        I actually did plant mulberries. I harvested the berries about 2 or 3 years ago on the side of the road and got them to sprout in a pot. I planted those at my mothers house. The edge of my house that I bought has alot of sumac and bittersweet on a forest edge going back onto an ajoining lot. I have tried to control the bittersweet which grows way up into the trees as a vine. I can’t cut down the summac as if I open it up the bittersweet will get more sun and probably take off. What I did was transplant the mullberies from my mother’s house which are now about 4 or 5 feet tall. I transplanted them kind of late fall so hopefully they will be ok. I want to try to get them to take over the edge from the summac and other stuff. I am not sure I can grow mullberies at my camp as that is zone 4B, but I am growing other stuff up there which is 10 acres and I had done what you said by creating several clearings with a chain saw, but I have not removed any stumps.

  9. Jack, yes squirrel can be quite tasty. You need to do a podcast on it.
    Have had to take out numerous squirrels going after our pecans.

  10. Love the show.
    Has anyone ever seen detailed in a book or other form ways to do permaculture in an existing orchard? Have a few acres of pecans and wanting to plant perennials among them. The books I’ve seen such as the Holistic Orchard don’t really address pecans, and most sites that talk about permaculture orchards are ones where they design it from the ground up and not one already well established. The key issue is being able to harvest the pecans. One idea going to try next year is growing grapes among the pecans on trellis over swales.

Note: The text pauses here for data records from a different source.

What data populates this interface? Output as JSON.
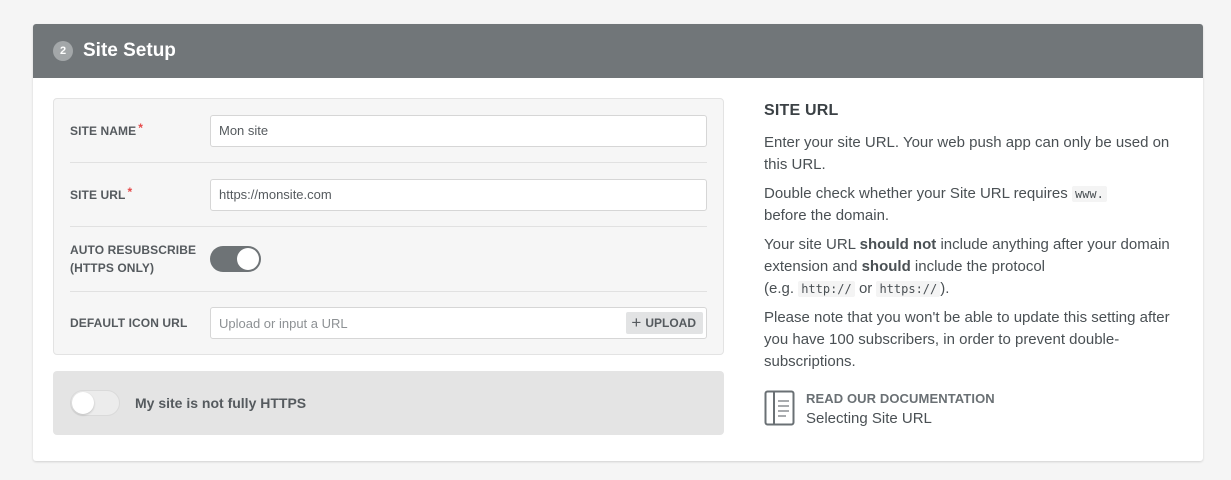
{
  "header": {
    "step_number": "2",
    "title": "Site Setup"
  },
  "form": {
    "site_name": {
      "label": "SITE NAME",
      "required_mark": "*",
      "value": "Mon site"
    },
    "site_url": {
      "label": "SITE URL",
      "required_mark": "*",
      "value": "https://monsite.com"
    },
    "auto_resubscribe": {
      "label_line1": "AUTO RESUBSCRIBE",
      "label_line2": "(HTTPS ONLY)",
      "enabled": true
    },
    "default_icon_url": {
      "label": "DEFAULT ICON URL",
      "placeholder": "Upload or input a URL",
      "upload_label": "UPLOAD"
    }
  },
  "https_toggle": {
    "label": "My site is not fully HTTPS",
    "enabled": false
  },
  "help": {
    "title": "SITE URL",
    "p1": "Enter your site URL. Your web push app can only be used on this URL.",
    "p2_before": "Double check whether your Site URL requires",
    "p2_code": "www.",
    "p2_after": "before the domain.",
    "p3_a": "Your site URL",
    "p3_b": "should not",
    "p3_c": "include anything after your domain extension and",
    "p3_d": "should",
    "p3_e": "include the protocol",
    "p3_f": "(e.g.",
    "p3_code1": "http://",
    "p3_or": "or",
    "p3_code2": "https://",
    "p3_end": ").",
    "p4": "Please note that you won't be able to update this setting after you have 100 subscribers, in order to prevent double-subscriptions.",
    "doc_heading": "READ OUR DOCUMENTATION",
    "doc_link": "Selecting Site URL"
  }
}
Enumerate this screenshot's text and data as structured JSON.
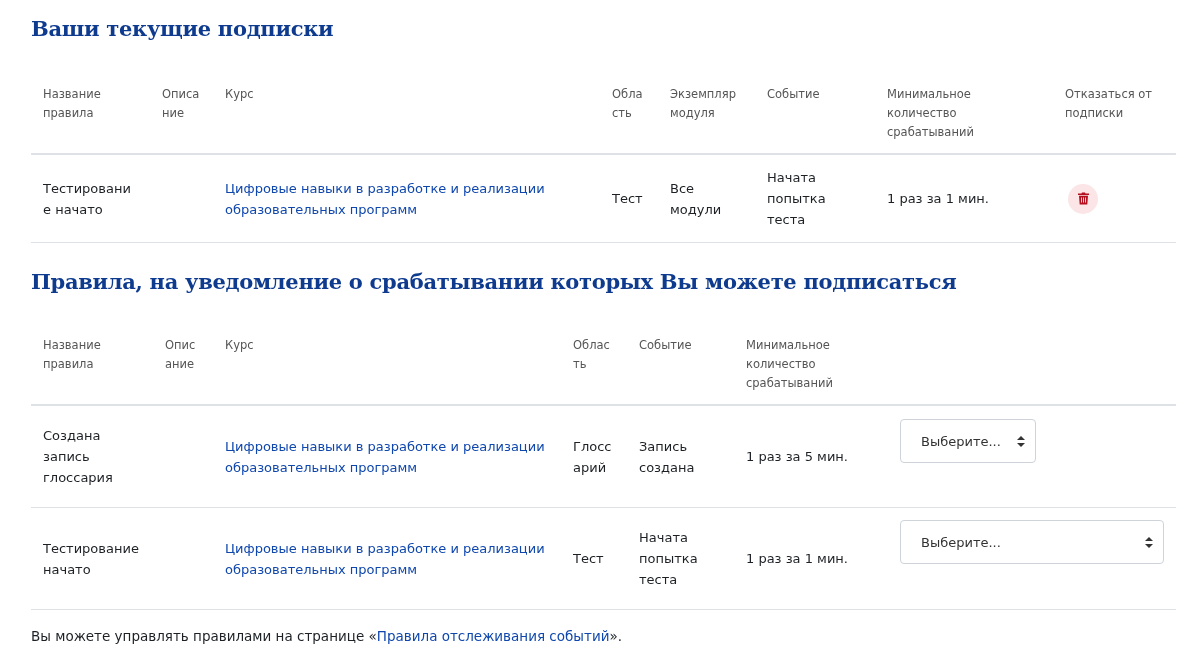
{
  "current": {
    "title": "Ваши текущие подписки",
    "columns": [
      "Название правила",
      "Описание",
      "Курс",
      "Область",
      "Экземпляр модуля",
      "Событие",
      "Минимальное количество срабатываний",
      "Отказаться от подписки"
    ],
    "rows": [
      {
        "name": "Тестирование начато",
        "course": "Цифровые навыки в разработке и реализации образовательных программ",
        "area": "Тест",
        "instance": "Все модули",
        "event": "Начата попытка теста",
        "frequency": "1 раз за 1 мин."
      }
    ]
  },
  "available": {
    "title": "Правила, на уведомление о срабатывании которых Вы можете подписаться",
    "columns": [
      "Название правила",
      "Описание",
      "Курс",
      "Область",
      "Событие",
      "Минимальное количество срабатываний"
    ],
    "rows": [
      {
        "name": "Создана запись глоссария",
        "course": "Цифровые навыки в разработке и реализации образовательных программ",
        "area": "Глоссарий",
        "event": "Запись создана",
        "frequency": "1 раз за 5 мин.",
        "select": {
          "value": "Выберите...",
          "kind": "compact"
        }
      },
      {
        "name": "Тестирование начато",
        "course": "Цифровые навыки в разработке и реализации образовательных программ",
        "area": "Тест",
        "event": "Начата попытка теста",
        "frequency": "1 раз за 1 мин.",
        "select": {
          "value": "Выберите...",
          "kind": "full"
        }
      }
    ]
  },
  "footer": {
    "text_before": "Вы можете управлять правилами на странице «",
    "link": "Правила отслеживания событий",
    "text_after": "»."
  }
}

  11. Jack or anyone,
    My father in law has some substantial property here in Charleston SC. We currently use it for deer, turkey, and quail hunting. After engaging him in the idea of a 1-2 acre food forest plot he is opening up to the idea. It would be less than 1% of the total property. However, he is adamant about prescribed burns every January. So, should the food forest be protected from the burns via wide fire lanes or are there species that can withstand fire? And yes, we usually burn the whole damn thing except the cabin.

    • If you are doing prescribed burning that alone should be UNDER FULL CONTROL OF WHAT DOES AND DOESN’T BURN, but setting up good fire control anywhere is a good idea.